By generous, I mean places designed for people to use, enjoy and improve – at no cost and for no profit. Here are five examples of which I am a big fan.
1 Copenhagen Harbour Baths, Denmark form part of Copenhagen harbour and are in water that only 15 years ago was heavily polluted and posed a serious health risk. Today, the water is clean for swimming and the harbour hosts five pools, two of which are for children, and three diving areas, catering for more than 600 people at any one time. This is a remarkable area filled with leisure activities for all age groups and it cost just over £0.5m. It is staggering what can be achieved for what is, comparatively, an affordable amount for most cities.
2 Magdeburg Library, Germany is an open air 24-hour free library which is completely accessible to everyone. No registration is required, the 70,000 books are borrowed on an honour system and it is staffed during the day by volunteers. To do things like this, you have to give people the benefit of the doubt and if you do, people will respond positively. In this case the benefit of being created by the community really works.
3 The array of activities on offer at Merida Youth Factory, Spain is staggering, ranging from rock climbing to dancing. A skate park winds through the plazas connecting the buildings (almost all the ground is actually skateable), and there is a concert stage, lessons in street art lessons, circus training and, if you head indoors, music and dance. And the whole place has Wi-Fi. This is such a draw for kids of all ages.
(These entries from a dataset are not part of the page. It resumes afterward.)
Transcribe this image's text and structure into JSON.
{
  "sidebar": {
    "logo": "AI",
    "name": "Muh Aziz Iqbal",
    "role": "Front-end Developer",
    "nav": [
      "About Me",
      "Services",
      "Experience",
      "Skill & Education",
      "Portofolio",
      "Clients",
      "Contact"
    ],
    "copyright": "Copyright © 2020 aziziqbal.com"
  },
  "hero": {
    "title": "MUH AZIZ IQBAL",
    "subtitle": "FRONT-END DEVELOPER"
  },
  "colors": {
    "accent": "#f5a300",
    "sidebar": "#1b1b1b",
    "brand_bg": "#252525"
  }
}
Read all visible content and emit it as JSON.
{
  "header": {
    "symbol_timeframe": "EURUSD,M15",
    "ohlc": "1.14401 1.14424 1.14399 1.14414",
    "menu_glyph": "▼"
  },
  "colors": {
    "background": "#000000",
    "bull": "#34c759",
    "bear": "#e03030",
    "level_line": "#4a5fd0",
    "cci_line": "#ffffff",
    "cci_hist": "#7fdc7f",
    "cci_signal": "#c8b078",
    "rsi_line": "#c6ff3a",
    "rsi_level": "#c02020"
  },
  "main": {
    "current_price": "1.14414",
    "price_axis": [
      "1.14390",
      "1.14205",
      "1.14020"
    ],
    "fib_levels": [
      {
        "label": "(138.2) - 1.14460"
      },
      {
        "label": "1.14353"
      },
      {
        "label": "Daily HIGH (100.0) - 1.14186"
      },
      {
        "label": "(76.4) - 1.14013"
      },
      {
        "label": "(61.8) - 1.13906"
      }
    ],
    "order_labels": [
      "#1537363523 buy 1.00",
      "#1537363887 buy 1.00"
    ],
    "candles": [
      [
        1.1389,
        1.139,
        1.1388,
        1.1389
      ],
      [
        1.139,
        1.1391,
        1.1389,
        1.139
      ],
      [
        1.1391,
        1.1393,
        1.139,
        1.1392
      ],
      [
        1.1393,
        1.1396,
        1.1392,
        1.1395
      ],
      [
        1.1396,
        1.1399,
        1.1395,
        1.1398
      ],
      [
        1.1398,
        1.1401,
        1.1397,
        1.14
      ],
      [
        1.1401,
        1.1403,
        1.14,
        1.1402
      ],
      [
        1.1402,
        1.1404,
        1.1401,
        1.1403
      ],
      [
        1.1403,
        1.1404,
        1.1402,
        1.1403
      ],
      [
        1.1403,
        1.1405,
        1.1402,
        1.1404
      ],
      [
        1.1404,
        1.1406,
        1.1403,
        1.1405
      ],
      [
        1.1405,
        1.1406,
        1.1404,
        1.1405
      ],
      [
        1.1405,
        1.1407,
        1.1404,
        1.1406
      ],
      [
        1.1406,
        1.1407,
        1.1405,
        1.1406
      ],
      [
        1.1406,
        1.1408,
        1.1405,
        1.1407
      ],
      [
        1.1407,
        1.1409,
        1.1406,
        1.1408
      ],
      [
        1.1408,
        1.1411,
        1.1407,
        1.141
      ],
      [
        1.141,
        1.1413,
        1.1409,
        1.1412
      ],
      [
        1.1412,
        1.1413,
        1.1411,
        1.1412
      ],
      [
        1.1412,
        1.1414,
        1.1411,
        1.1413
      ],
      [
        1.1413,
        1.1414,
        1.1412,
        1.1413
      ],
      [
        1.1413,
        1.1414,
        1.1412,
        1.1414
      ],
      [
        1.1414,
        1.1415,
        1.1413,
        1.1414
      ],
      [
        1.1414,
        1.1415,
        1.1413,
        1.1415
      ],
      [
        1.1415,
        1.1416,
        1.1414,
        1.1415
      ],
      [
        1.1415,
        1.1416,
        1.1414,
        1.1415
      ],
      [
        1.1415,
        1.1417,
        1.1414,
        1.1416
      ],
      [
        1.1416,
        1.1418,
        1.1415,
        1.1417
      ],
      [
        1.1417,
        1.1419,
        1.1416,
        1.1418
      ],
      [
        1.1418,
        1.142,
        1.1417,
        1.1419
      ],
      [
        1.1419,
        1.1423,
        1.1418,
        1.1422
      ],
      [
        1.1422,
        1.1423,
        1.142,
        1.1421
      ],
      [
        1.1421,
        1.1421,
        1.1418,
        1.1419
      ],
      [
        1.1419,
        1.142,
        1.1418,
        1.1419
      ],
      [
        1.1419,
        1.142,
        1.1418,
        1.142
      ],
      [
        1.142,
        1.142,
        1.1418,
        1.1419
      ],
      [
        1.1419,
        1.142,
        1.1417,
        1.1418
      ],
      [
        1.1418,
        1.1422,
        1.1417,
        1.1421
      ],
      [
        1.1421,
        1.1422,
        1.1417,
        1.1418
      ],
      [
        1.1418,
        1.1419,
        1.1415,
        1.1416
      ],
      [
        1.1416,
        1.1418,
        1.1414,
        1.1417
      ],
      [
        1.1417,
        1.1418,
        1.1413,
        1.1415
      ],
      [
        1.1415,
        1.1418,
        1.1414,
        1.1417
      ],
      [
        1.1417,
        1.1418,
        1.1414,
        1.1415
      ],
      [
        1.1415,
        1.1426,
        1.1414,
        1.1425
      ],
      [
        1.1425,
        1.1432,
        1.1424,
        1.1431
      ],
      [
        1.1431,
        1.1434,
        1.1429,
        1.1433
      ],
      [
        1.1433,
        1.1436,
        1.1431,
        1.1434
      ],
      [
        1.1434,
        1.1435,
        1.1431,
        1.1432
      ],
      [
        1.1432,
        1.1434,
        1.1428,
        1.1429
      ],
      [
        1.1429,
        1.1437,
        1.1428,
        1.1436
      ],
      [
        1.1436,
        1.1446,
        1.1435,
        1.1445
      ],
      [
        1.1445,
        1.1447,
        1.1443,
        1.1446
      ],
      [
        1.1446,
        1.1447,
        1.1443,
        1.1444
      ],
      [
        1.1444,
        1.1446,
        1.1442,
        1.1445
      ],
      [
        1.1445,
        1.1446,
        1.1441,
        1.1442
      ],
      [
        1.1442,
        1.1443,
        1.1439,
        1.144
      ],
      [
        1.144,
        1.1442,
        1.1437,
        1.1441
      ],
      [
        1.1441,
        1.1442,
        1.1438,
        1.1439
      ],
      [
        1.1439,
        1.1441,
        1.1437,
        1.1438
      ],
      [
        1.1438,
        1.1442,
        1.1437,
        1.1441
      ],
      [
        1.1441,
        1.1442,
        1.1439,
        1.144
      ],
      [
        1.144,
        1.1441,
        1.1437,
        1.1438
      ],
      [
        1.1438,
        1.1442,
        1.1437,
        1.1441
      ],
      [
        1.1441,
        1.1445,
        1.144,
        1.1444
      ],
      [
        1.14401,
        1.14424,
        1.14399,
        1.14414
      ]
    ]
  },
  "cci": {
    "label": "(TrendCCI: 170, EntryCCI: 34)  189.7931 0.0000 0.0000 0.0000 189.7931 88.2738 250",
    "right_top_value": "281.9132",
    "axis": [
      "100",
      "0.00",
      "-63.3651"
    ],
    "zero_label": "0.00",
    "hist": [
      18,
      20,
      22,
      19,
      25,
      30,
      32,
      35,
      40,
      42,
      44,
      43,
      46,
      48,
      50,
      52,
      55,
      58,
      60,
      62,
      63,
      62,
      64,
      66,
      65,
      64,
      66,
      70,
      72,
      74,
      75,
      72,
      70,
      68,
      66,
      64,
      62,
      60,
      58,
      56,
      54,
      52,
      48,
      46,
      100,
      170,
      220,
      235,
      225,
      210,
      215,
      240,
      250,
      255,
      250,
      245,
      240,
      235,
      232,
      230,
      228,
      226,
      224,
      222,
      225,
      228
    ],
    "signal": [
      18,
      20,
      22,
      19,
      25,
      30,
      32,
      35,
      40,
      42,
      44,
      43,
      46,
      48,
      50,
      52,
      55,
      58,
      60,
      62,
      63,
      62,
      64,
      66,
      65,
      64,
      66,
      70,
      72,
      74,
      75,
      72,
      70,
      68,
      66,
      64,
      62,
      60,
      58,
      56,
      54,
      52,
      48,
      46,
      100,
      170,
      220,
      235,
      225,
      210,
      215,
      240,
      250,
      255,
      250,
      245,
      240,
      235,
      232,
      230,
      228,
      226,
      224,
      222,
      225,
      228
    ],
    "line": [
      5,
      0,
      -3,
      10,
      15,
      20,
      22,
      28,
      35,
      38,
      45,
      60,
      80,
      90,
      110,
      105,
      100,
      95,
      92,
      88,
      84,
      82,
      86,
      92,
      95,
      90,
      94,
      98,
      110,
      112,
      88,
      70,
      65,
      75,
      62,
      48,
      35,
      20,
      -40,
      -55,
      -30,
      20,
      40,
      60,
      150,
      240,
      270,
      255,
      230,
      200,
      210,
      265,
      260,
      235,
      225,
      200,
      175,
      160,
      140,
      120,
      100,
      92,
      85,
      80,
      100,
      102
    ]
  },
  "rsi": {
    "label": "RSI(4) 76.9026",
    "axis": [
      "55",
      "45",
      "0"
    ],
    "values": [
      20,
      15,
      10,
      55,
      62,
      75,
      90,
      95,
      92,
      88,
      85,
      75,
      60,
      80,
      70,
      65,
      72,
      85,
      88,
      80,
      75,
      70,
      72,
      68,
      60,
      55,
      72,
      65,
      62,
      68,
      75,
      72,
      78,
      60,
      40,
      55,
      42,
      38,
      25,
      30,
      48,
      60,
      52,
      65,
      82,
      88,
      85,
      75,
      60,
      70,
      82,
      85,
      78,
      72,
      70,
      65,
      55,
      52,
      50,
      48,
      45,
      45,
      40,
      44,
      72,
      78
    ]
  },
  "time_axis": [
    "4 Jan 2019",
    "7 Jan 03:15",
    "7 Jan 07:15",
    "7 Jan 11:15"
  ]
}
The design is just brilliant – modern, vibrant and fresh and the place itself is so colourful and open it stops it turning into something shady or dangerous. This is as good as it gets, a purpose-built modern version of a youth club.
4 Stormwater pipes are a common sight through cities in India. In Surat they had the ingenious idea of covering one end of the pipes with coloured cellophane. When the evening sun filters through, beautiful and colourful patters are cast. It needs only the smallest budget – and some creative thinking.
5 Blackpool Comedy Carpet was created by artist Gordon Young, is a celebration of comedy on an extraordinary scale. Referencing the work of more than 1,000 comedians and comedy writers, the carpet gives visual form to jokes, songs and catchphrases dating from the early days of variety to the present. Sited in front of Blackpool Tower, the 2,200m2 work of art contains more than 160,000 granite letters embedded into concrete, pushing the boundaries of public art and typography to their limits.
The Comedy Carpet is a remarkable homage to those who have made the nation laugh, it is also a stage that celebrates entertainment itself. More than anything else, I love how many mentions I have seen in the press. If there is one thing Blackpool needs, it is positive press.
This is urban design and art in the landscape working together in a seamless and perfect fashion. It celebrates kitsch, history and modernity, and has something for all tastes. Visitors love the Comedy Carpet and they cannot stop photographing it and talking about it. Just look it up on Twitter or flickr or Google images, it is staggering how many images you’ll see. Bingo: success.